Monday, May 28, 2012

Cruisin' Costumes at the C2E2

C2E2, Chicago Comic and Entertainment Expo, is the first mainstream comics event I've attended. I guess you could count Crack Bang Boom in Rosario, but compared to C2E2, it was small potatoes. C2E2 was held in McCormick Place. To put it in perspective, this is the same location where the NATO conferences took place. Comics conferences, meeting of world leaders. Practically the same thing. C2E2 lasted three days, but I only had the stamina and money for one. I spent most of the time walking around with friends, checking out merchandise, comics, and tattoo booths and the costumes. Enjoy pictures and commentary of the event:

The McCormick Place entrance hallway.

With Max in the main conference hall. Don't our swanky passes make us look super official?

People in costumes, milling about.

Zombies on stilts? These were some of the best and most elaborate costumes I saw during the conference. 

Hunger Games costumes!

And what would a comics conference be without the Disney Princesses?
Renaissance ladies. 
Now that I've posted these photos, I see a distinct theme: lots of poofy, fancy dresses. Most people were dressed up as superheroes or characters displaying an excessive amount of cleavage, but poofy dresses apparently attracted my attention the most. 

This woman was getting a tattoo. I passed by her multiple times over a four hour period. Why would you go to a comics conference to get a tattoo?

At the end of the conference. So tired. 

Monday, May 21, 2012

The Prodigal Daughter Returns

Comics: Philosophy and Practice Auditorium

I’m back.

The past few months have been intensely busy, and my time has been filled with an exciting, but exhausting internship at a political campaign. In the few hours I haven’t been interning, I’ve been applying to graduate school in Latin America, writing papers for conferences, and preparing to take terrifying tests. And that left very little time for comics. I’ve been back almost three months, but only just today checked a comic out of the library.
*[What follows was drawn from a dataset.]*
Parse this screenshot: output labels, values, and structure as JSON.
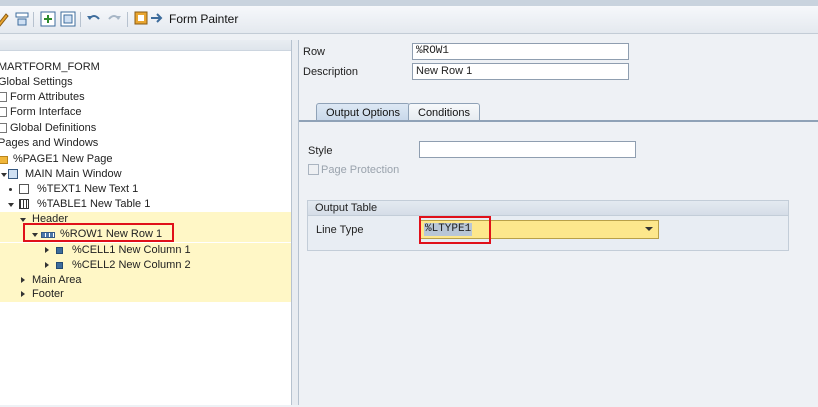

But, to be honest, it wasn’t just the lack of time that caused this distance from comics. After a year of studying, I wasn’t able to enjoy them anymore. I was burnt out. Contributing to this malaise was the fact that during two of the past three months unhappiness from leaving Argentina, unemployment (I’m an unpaid intern), and the intense and painful introspection that comes with thinking about the future put me in a foul mood. I though, maybe, the comics period of my life was over. (Yes, yes. A bit dramatic, I know.)

But this past weekend’s Comics: Philosophy and Practice, a three-day long academic comics conference at the University of Chicago, reinvigorated me. First of all, I was volunteering and got to meet a bunch of thoughtful, like-minded comics fans. Then, the conference included panels and interviews with some of my favorite illustrators, like R. Crumb, Alison Bechdel, Chris Ware, Lynda Barry, Seth, Daniel Clowes, Joe Sacco, Charles Burns, and Aileen Kominsky-Crumb. And finally, the conference gave me hope that I might find a way to pursue comics academically. The organizer, Hillary Chute, is a professor at the University of Chicago and writes extensively on graphic novels. An academic field exists for studying comics, and given the good turnout, I think it will be growing in the near future.

So, inspired by comics, I write again.